Lockdown restrictions are easing, and different sectors of the economy are set to reopen over the coming weeks.
However, many businesses are reluctant to go back to “normal”, as various research shows that the majority of workers are anxious at the thought of returning to their previous working hours and office environments.
What’s more, there is concern that doing so will have a negative impact on their mental health and productivity and as a result many business leaders have announced that their teams will continue to work from home for the time being.
While working remotely for the foreseeable future will allay some very important public health concerns, there are downsides which have to be carefully addressed. Using the right technology and tools to facilitate remote working and collaboration between individuals and teams in a business, or with clients and suppliers can make all the difference when it comes to whether you make a success of this “new normal” or not.
One tool I would highly recommend for collaboration is Microsoft Teams. The service was launched in 2017 and has grown in popularity in the last three years. Since the start of the pandemic in particular, the count of daily active users has hit a record 75 million.
If you don’t use Microsoft Teams already, here are some of the reasons why I think it is the best tool for you to use when working remotely with your clients, partners and suppliers, and also internally within your business:
With Microsoft Teams, you have the ability to host and attend webinars and online meetings.
You can have a one-to-one meeting with someone else, or a video conference with as many as 10,000 people!*
They could be your colleagues, or people from other businesses and organisations.
Regardless of the number of participants you’ll get to see and hear everyone clearly, and also have the option to record it so anyone who misses it can watch the replay.
*Depending on your price plan.
While we never appreciated the significance of water cooler conversations, the lack of them since the start of the pandemic is having a detrimental effect on morale and driving an increase in isolation, as well as affecting how bonds are developed and trust is built among colleagues.
While there is no direct replacement for that kind of physical and social interaction, I’d argue that the chat function within Microsoft Teams is as close as you can get to that informal manner of communication.
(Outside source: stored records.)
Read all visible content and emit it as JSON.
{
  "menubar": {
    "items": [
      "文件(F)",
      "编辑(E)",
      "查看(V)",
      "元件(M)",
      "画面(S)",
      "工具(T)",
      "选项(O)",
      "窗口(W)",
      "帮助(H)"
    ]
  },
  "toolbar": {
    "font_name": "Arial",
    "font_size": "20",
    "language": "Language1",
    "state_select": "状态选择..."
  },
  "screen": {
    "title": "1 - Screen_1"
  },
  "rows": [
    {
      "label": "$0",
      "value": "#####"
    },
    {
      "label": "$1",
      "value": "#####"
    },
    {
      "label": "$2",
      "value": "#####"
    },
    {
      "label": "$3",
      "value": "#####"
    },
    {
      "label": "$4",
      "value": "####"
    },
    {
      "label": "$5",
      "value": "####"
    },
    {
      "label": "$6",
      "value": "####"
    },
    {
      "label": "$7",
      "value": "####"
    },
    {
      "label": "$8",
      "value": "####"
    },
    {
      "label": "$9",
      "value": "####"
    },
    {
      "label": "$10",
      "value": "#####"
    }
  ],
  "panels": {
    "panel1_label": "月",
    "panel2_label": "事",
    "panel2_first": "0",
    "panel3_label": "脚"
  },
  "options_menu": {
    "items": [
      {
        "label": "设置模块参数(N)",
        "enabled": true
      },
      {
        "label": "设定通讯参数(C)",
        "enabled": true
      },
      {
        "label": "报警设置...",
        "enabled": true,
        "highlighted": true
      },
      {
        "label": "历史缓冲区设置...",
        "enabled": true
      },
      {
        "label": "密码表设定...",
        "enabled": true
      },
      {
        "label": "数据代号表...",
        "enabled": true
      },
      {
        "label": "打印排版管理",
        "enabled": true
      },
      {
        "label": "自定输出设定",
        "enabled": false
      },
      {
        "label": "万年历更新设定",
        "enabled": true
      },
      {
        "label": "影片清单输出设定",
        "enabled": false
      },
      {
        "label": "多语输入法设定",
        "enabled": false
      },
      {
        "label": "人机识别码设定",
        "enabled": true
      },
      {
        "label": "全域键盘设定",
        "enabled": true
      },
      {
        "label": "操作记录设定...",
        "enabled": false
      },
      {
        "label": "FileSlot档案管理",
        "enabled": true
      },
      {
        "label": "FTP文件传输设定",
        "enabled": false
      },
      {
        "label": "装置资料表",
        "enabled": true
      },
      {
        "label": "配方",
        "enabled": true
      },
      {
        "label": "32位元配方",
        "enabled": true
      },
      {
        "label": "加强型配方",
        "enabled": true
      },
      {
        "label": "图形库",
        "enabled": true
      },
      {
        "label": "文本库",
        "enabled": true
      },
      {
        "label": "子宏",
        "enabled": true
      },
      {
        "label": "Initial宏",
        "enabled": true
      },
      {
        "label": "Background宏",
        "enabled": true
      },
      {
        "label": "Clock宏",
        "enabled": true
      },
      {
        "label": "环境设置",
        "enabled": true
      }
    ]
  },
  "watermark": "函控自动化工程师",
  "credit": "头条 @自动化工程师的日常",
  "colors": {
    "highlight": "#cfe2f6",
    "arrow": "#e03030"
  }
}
The chat function works for those times when you need to send a quick message, and do not require the audit trail that email provides. You can ask your colleagues about their weekends, a quick question about a piece of work, or when they are available to talk, for example. All without leaving the tool.
You can make audio calls from within the tool, either by clicking on a saved contact or typing in a phone number.
So if you decide not to use or enable video, you can speak to your teams using the call function.
Collaborate on projects and joint pieces of work. Multiple people can work on documents, without worrying about version control or corruption.
Privacy & Security
As the use of the internet and collaboration tools has risen during the pandemic, it is no surprise that cybersecurity issues have risen as well. For example, the video communication and chat tool Zoom has had a number of well-publicised incidents highlighting its vulnerabilities. While the company quickly sought to address these and continues to do so, in many ways the damage had already been done as many organisations warned their teams off using the tool, and declared Microsoft Teams to be their preferred tool instead.
For Teams, Microsoft recommends a number of best practices to ensure that you are able to work efficiently and safely. These include:
Using two-factor authentication; giving your team members the correct level of access they need to complete their tasks and no more; and conducting careful assessments of what features are required (and enabled) for people outside your organisation.
Their Customer Base
Microsoft Teams is used by organisations as diverse as Accenture, the Metropolitan Police, schools, universities, hospital networks and the NFL.
But it isn’t just for large organisations. Smaller businesses – even if you only have one employee – can also make the most of the functionality. You wouldn’t be the only one: thousands of small businesses have recently migrated to the tool, and Microsoft has practical guidance to support small businesses that are having to adapt to working remotely.
New To Teams?
If you’re new to Microsoft Teams and need to get your head around it quickly, I’m running a workshop on Friday 10 July which will help you hit the ground running. I’ll give you an overview of the tool and how it works, explain how to set it up, manage communication and collaborate with your clients and teams.
It’s on sale now, so secure your place today. Click here to book.